http://iqraelementary.com/2015/ In her latest exhibition to open the 1st of July, Charlotte Colbert examines our relationship to the emoji. Now if your only exposure to emojis is through texting, we won’t blame you if you don’t take them all that seriously. But you’ll find out that there’s, in fact, a lot we can learn about identity, culture and technology with those cartoonish figures. Trust us, the exhibition is worth it.
Black and white film photographs adorn the Gazelli Art House’s walls on a warm Friday evening. We are greeted with a choice of beer, gin tonic or Prosecco on the exhibition’s opening night… Nice start to a Friday night. But let’s go back to the main attraction: the art.
Double exposure film photographs represent mostly female nudes wearing disproportionate emoticon masks. The images were shot in a now-abandoned, former lesbian commune in east London, which gives a gloomy feel to the artworks. Some images are layered with circuit boards, artificial intelligence and electronic waste which makes it clear that technology is at the centre of these staged photographs.
In one image three naked women are standing in a fierce and powerful way. One is wearing the sunglasses emoji mask, the other the sad emoji mask and the last one the monkey face emoji mask. It feels almost unsettling… While their faces were hidden behind emoticons, their bodies were proudly displayed. Perhaps a critique of our contemporary relationship on social media?

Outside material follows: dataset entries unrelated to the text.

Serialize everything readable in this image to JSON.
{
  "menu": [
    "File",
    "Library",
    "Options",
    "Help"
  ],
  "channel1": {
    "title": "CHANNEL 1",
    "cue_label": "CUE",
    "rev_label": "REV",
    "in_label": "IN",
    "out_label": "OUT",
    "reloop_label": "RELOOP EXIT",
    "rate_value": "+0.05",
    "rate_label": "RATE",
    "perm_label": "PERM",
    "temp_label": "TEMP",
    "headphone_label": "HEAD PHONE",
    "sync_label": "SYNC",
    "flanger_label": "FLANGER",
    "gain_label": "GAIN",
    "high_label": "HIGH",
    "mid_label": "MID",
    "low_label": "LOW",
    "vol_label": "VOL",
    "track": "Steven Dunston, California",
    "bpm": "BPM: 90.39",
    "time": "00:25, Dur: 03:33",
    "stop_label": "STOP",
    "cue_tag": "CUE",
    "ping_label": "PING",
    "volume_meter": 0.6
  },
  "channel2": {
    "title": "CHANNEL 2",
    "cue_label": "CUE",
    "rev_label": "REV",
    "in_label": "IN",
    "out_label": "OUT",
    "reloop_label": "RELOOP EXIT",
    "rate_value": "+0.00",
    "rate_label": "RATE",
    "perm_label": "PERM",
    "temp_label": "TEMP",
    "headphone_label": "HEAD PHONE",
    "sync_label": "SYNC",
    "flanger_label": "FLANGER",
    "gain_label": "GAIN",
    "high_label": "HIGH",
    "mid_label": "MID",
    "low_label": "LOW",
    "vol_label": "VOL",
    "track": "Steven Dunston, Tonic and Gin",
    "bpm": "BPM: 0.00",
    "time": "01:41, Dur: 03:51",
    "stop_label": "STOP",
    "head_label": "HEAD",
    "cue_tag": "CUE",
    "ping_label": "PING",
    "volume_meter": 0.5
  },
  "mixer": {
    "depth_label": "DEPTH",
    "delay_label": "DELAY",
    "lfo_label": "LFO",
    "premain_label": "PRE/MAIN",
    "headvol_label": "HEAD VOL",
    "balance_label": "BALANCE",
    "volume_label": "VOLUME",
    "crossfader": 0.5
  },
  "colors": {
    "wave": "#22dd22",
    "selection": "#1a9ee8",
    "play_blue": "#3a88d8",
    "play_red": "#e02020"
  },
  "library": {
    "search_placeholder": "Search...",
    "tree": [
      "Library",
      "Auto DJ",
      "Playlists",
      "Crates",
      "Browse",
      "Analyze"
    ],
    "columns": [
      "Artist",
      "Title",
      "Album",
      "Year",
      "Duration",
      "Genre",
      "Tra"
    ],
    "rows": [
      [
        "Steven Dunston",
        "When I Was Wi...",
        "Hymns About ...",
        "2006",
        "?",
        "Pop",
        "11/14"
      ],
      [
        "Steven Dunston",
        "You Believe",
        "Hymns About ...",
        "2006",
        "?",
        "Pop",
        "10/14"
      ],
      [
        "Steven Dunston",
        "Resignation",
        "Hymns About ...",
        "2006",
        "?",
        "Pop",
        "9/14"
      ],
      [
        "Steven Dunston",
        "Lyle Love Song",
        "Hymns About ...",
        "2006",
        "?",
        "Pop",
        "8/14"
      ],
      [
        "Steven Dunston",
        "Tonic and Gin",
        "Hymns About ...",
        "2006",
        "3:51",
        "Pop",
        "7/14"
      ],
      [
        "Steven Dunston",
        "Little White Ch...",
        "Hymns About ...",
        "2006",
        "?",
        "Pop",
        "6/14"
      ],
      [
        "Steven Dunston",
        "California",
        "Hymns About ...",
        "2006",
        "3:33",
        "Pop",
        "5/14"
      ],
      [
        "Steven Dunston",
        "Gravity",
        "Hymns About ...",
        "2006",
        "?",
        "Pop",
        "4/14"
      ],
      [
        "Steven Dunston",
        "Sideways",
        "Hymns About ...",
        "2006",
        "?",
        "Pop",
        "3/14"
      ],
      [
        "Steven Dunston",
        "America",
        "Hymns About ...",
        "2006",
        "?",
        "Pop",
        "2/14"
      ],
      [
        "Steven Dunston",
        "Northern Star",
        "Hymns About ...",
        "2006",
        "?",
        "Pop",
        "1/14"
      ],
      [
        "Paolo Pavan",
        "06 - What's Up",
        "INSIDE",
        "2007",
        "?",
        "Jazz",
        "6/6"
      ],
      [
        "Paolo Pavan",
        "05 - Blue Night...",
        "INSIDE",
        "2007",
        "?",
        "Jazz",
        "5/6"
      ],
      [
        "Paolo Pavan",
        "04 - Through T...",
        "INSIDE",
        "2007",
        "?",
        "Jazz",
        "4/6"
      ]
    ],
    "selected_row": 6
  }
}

Actually, the questions meant to arouse in the visitor’s mind are clearly written on the walls. “How does co-existing in different worlds, the 3D physical world and the ‘other’ virtual world, affect our sense of self? Where do our bodies begin and end? What new senses are available to a human who is such a concentrated blend of matter and media? In what space does the ‘the other’ exist? In their physical presence or in the ‘nowhere’ space? As the fabric of our material and virtual worlds continue to blur – how is our own physicality going to be redefined?”
So the exhibition is about our identities in the digital age. The staggering juxtaposition of the old and new – the old being the run-down setting, the new being the emojis and technology, rises the question of the trace we will leave in history.
Charlotte Colbert explained that she started thinking of civilisation in the developed world as parodies of emojis families, she says, “There’s something wonderful about technology but something very dark. We’re coming back to a symbolic way of writing but it’s someone else’s interpretation.”
But our personal highlight from the show remains The Silent Man, a short film (screening on the 1st floor of the gallery) scripted and directed by Colbert starring Sophie Kennedy Clark (Philomena, Nymphomaniac), Simon Amstell (Nevermind the Buzzcocks, Black Pond), Cillian Murphy (Sunshine, Inception) and Ben Miller (Jonny English).
We won’t spoil it for you but let us just say that the the black and white 15 min film involves a psychotic women who can’t move on from her past love, a young stalker who is obsessed with the aforementioned lady and, the high point, Cillian Murphy as a human sex doll.